╔══

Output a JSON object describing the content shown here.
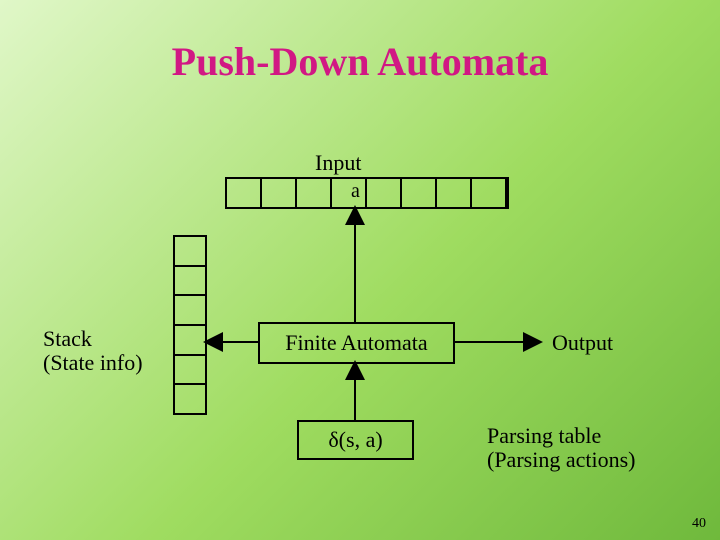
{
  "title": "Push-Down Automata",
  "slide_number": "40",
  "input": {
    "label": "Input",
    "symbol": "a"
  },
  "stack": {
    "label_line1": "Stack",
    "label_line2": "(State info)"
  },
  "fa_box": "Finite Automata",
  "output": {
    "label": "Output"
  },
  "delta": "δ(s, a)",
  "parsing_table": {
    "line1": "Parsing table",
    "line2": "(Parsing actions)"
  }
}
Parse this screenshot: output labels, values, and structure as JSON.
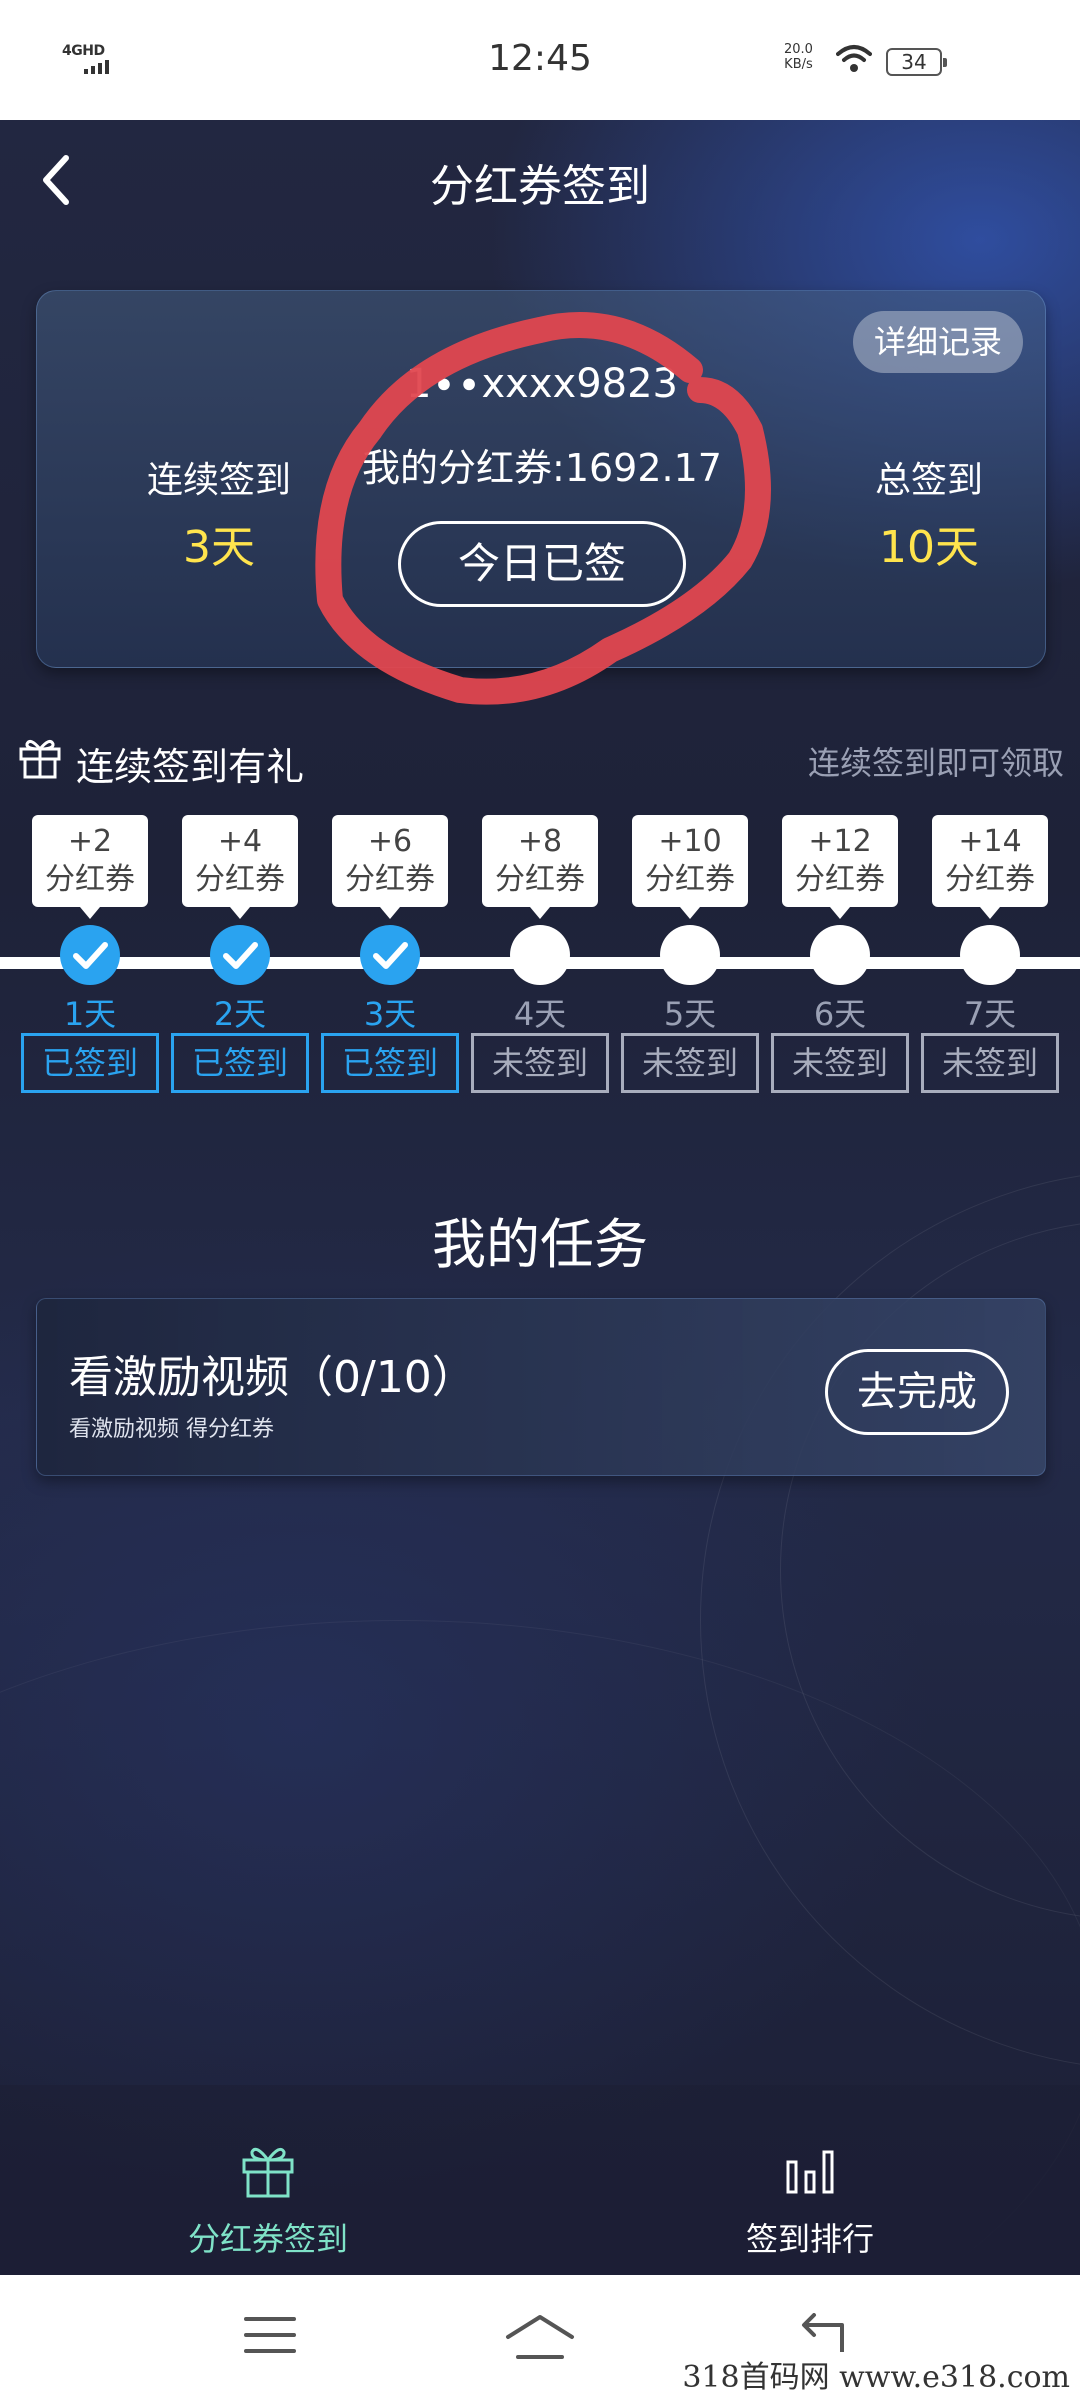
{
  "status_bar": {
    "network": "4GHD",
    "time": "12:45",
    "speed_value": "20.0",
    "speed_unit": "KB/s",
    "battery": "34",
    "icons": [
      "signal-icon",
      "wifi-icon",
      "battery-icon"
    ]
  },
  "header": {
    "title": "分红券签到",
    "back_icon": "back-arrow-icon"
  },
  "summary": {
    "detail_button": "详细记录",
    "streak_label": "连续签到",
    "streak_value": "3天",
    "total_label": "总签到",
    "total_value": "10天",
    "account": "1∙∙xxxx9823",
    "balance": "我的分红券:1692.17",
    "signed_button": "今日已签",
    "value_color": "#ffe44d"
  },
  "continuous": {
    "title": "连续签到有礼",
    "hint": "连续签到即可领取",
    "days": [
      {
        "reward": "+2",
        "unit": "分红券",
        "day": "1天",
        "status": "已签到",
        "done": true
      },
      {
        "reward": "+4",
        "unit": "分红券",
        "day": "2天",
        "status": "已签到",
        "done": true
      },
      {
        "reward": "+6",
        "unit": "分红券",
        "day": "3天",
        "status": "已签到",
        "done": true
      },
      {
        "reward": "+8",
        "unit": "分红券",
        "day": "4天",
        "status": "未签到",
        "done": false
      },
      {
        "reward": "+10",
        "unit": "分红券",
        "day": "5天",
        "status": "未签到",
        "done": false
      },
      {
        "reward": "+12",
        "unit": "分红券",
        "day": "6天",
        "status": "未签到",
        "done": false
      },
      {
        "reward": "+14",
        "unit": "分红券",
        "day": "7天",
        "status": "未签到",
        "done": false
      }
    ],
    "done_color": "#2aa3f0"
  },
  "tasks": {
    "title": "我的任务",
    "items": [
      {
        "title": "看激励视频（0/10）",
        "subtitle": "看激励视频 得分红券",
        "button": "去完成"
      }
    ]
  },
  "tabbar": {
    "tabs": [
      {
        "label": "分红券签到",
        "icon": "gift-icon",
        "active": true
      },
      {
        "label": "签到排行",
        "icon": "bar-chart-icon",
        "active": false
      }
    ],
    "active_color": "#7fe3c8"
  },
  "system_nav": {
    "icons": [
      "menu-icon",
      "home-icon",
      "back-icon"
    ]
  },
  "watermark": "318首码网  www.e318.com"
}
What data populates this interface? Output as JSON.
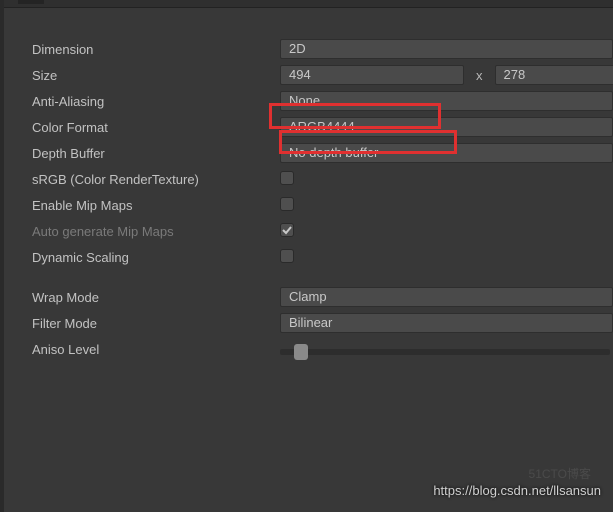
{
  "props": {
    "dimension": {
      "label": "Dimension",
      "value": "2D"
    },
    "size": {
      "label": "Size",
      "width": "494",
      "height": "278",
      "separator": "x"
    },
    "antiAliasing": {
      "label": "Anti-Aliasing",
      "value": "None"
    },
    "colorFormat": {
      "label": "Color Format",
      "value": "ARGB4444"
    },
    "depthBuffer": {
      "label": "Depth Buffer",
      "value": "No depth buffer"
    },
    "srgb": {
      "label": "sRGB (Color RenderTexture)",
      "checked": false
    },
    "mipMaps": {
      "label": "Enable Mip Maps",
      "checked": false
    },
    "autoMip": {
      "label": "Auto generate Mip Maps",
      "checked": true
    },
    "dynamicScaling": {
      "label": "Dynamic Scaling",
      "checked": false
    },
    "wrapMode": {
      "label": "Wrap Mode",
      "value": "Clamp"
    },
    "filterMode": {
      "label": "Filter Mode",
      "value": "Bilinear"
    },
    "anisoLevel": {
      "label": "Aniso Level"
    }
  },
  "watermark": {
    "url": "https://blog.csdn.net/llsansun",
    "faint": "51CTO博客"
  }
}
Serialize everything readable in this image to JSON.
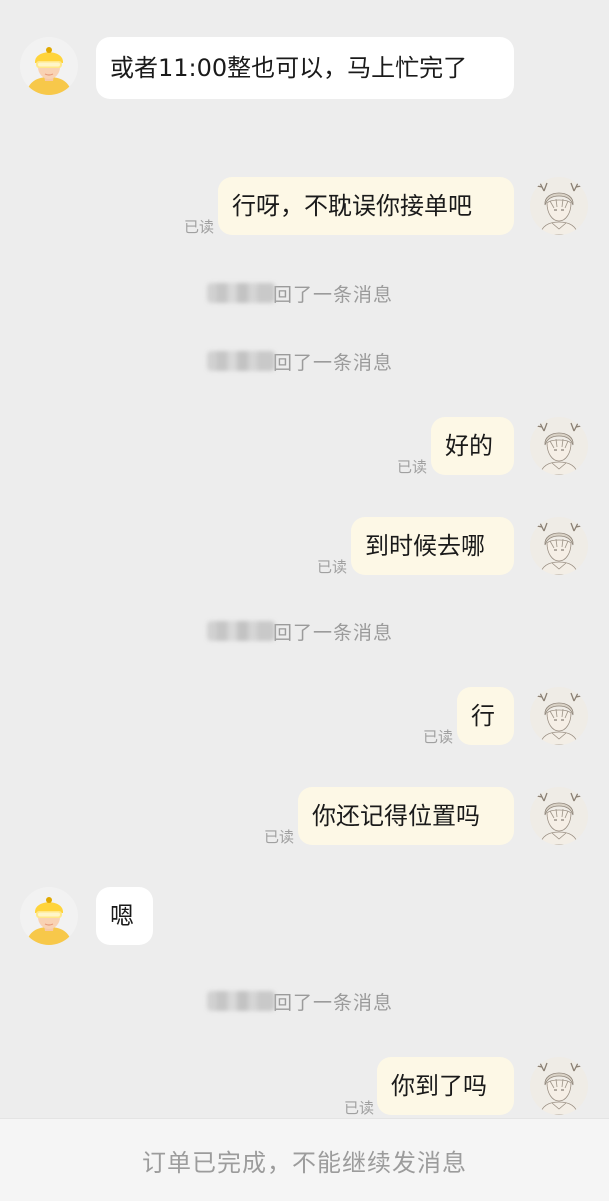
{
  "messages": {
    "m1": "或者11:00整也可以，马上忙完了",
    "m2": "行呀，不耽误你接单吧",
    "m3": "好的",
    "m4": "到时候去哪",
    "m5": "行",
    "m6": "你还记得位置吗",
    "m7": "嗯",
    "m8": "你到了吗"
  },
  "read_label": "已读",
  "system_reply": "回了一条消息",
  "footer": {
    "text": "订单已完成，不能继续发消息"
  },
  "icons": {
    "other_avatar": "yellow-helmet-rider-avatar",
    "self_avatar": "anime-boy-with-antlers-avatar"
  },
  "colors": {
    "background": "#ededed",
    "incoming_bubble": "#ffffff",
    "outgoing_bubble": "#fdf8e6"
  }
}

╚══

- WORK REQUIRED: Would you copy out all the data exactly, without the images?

- ANSWER SECTION:
Output a JSON object describing the content shown here.
{
  "title": "Push-Down Automata",
  "slide_number": "40",
  "input": {
    "label": "Input",
    "symbol": "a"
  },
  "stack": {
    "label_line1": "Stack",
    "label_line2": "(State info)"
  },
  "fa_box": "Finite Automata",
  "output": {
    "label": "Output"
  },
  "delta": "δ(s, a)",
  "parsing_table": {
    "line1": "Parsing table",
    "line2": "(Parsing actions)"
  }
}
Parse this screenshot: output labels, values, and structure as JSON.
{
  "status_bar": {
    "network": "4GHD",
    "time": "12:45",
    "speed_value": "20.0",
    "speed_unit": "KB/s",
    "battery": "34",
    "icons": [
      "signal-icon",
      "wifi-icon",
      "battery-icon"
    ]
  },
  "header": {
    "title": "分红券签到",
    "back_icon": "back-arrow-icon"
  },
  "summary": {
    "detail_button": "详细记录",
    "streak_label": "连续签到",
    "streak_value": "3天",
    "total_label": "总签到",
    "total_value": "10天",
    "account": "1∙∙xxxx9823",
    "balance": "我的分红券:1692.17",
    "signed_button": "今日已签",
    "value_color": "#ffe44d"
  },
  "continuous": {
    "title": "连续签到有礼",
    "hint": "连续签到即可领取",
    "days": [
      {
        "reward": "+2",
        "unit": "分红券",
        "day": "1天",
        "status": "已签到",
        "done": true
      },
      {
        "reward": "+4",
        "unit": "分红券",
        "day": "2天",
        "status": "已签到",
        "done": true
      },
      {
        "reward": "+6",
        "unit": "分红券",
        "day": "3天",
        "status": "已签到",
        "done": true
      },
      {
        "reward": "+8",
        "unit": "分红券",
        "day": "4天",
        "status": "未签到",
        "done": false
      },
      {
        "reward": "+10",
        "unit": "分红券",
        "day": "5天",
        "status": "未签到",
        "done": false
      },
      {
        "reward": "+12",
        "unit": "分红券",
        "day": "6天",
        "status": "未签到",
        "done": false
      },
      {
        "reward": "+14",
        "unit": "分红券",
        "day": "7天",
        "status": "未签到",
        "done": false
      }
    ],
    "done_color": "#2aa3f0"
  },
  "tasks": {
    "title": "我的任务",
    "items": [
      {
        "title": "看激励视频（0/10）",
        "subtitle": "看激励视频 得分红券",
        "button": "去完成"
      }
    ]
  },
  "tabbar": {
    "tabs": [
      {
        "label": "分红券签到",
        "icon": "gift-icon",
        "active": true
      },
      {
        "label": "签到排行",
        "icon": "bar-chart-icon",
        "active": false
      }
    ],
    "active_color": "#7fe3c8"
  },
  "system_nav": {
    "icons": [
      "menu-icon",
      "home-icon",
      "back-icon"
    ]
  },
  "watermark": "318首码网  www.e318.com"
}
What data populates this interface? Output as JSON.
{
  "props": {
    "dimension": {
      "label": "Dimension",
      "value": "2D"
    },
    "size": {
      "label": "Size",
      "width": "494",
      "height": "278",
      "separator": "x"
    },
    "antiAliasing": {
      "label": "Anti-Aliasing",
      "value": "None"
    },
    "colorFormat": {
      "label": "Color Format",
      "value": "ARGB4444"
    },
    "depthBuffer": {
      "label": "Depth Buffer",
      "value": "No depth buffer"
    },
    "srgb": {
      "label": "sRGB (Color RenderTexture)",
      "checked": false
    },
    "mipMaps": {
      "label": "Enable Mip Maps",
      "checked": false
    },
    "autoMip": {
      "label": "Auto generate Mip Maps",
      "checked": true
    },
    "dynamicScaling": {
      "label": "Dynamic Scaling",
      "checked": false
    },
    "wrapMode": {
      "label": "Wrap Mode",
      "value": "Clamp"
    },
    "filterMode": {
      "label": "Filter Mode",
      "value": "Bilinear"
    },
    "anisoLevel": {
      "label": "Aniso Level"
    }
  },
  "watermark": {
    "url": "https://blog.csdn.net/llsansun",
    "faint": "51CTO博客"
  }
}
Serialize everything readable in this image to JSON.
{
  "messages": {
    "m1": "或者11:00整也可以，马上忙完了",
    "m2": "行呀，不耽误你接单吧",
    "m3": "好的",
    "m4": "到时候去哪",
    "m5": "行",
    "m6": "你还记得位置吗",
    "m7": "嗯",
    "m8": "你到了吗"
  },
  "read_label": "已读",
  "system_reply": "回了一条消息",
  "footer": {
    "text": "订单已完成，不能继续发消息"
  },
  "icons": {
    "other_avatar": "yellow-helmet-rider-avatar",
    "self_avatar": "anime-boy-with-antlers-avatar"
  },
  "colors": {
    "background": "#ededed",
    "incoming_bubble": "#ffffff",
    "outgoing_bubble": "#fdf8e6"
  }
}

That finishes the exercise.